* [Exercise details]:
Count the lines in the following data that include "JSON". Please write only the number.

------------------------------------

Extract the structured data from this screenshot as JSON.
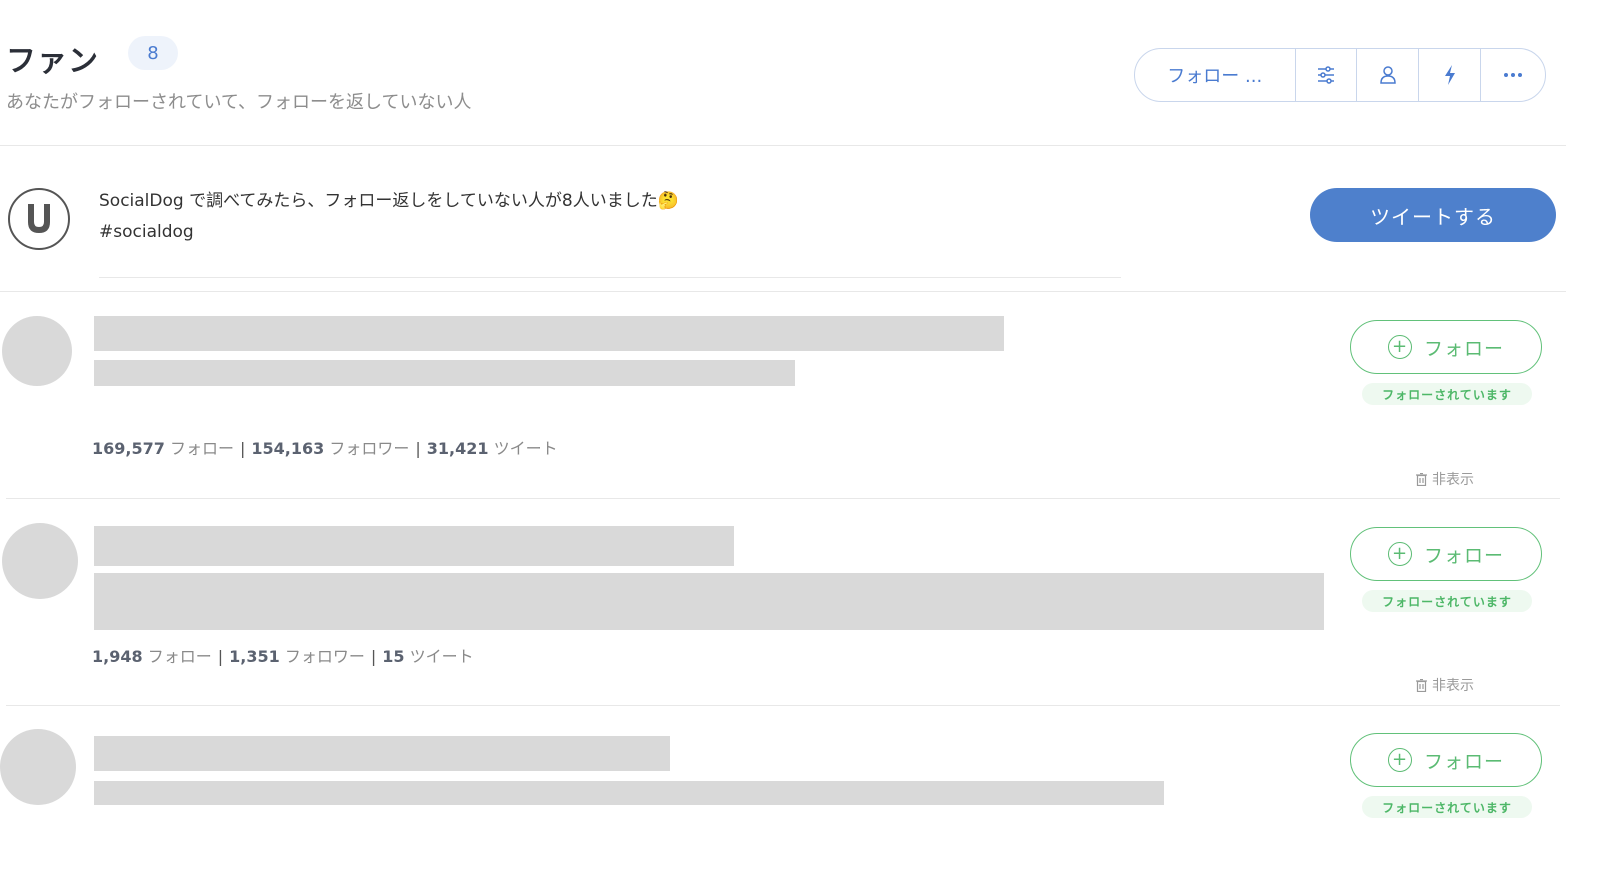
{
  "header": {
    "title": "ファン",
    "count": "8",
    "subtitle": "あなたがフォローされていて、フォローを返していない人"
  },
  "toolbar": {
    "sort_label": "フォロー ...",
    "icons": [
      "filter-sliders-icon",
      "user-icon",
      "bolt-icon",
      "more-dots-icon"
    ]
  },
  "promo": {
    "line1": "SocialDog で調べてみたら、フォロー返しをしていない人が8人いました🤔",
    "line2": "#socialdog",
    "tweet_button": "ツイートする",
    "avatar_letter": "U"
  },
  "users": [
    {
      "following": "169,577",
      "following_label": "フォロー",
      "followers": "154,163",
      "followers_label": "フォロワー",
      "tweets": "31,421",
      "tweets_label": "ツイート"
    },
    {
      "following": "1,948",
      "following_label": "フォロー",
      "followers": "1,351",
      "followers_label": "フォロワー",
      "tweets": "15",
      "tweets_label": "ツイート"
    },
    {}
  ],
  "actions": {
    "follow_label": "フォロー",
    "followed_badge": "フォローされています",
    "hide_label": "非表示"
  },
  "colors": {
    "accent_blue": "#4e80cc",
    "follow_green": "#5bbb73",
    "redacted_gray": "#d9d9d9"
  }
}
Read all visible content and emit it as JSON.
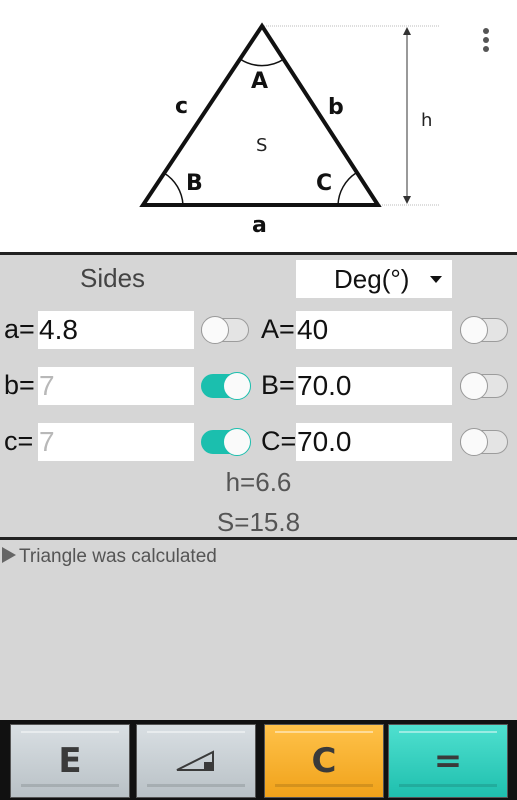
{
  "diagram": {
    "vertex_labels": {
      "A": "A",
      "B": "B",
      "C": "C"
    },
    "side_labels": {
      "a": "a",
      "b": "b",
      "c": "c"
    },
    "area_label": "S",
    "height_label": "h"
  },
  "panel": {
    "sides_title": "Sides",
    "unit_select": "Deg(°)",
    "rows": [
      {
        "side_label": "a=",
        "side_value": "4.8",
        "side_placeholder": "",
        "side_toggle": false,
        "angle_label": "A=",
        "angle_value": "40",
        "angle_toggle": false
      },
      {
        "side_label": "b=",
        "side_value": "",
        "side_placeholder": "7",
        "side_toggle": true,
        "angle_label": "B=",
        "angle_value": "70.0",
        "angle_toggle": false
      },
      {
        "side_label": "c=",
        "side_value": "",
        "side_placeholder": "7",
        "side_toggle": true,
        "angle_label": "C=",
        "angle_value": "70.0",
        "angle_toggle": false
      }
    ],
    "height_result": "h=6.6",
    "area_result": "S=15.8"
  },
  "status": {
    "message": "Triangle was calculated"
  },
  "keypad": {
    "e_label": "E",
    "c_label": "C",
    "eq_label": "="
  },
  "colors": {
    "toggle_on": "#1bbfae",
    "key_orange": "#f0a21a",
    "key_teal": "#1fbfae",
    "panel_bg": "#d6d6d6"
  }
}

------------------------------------

* [Reply]:
2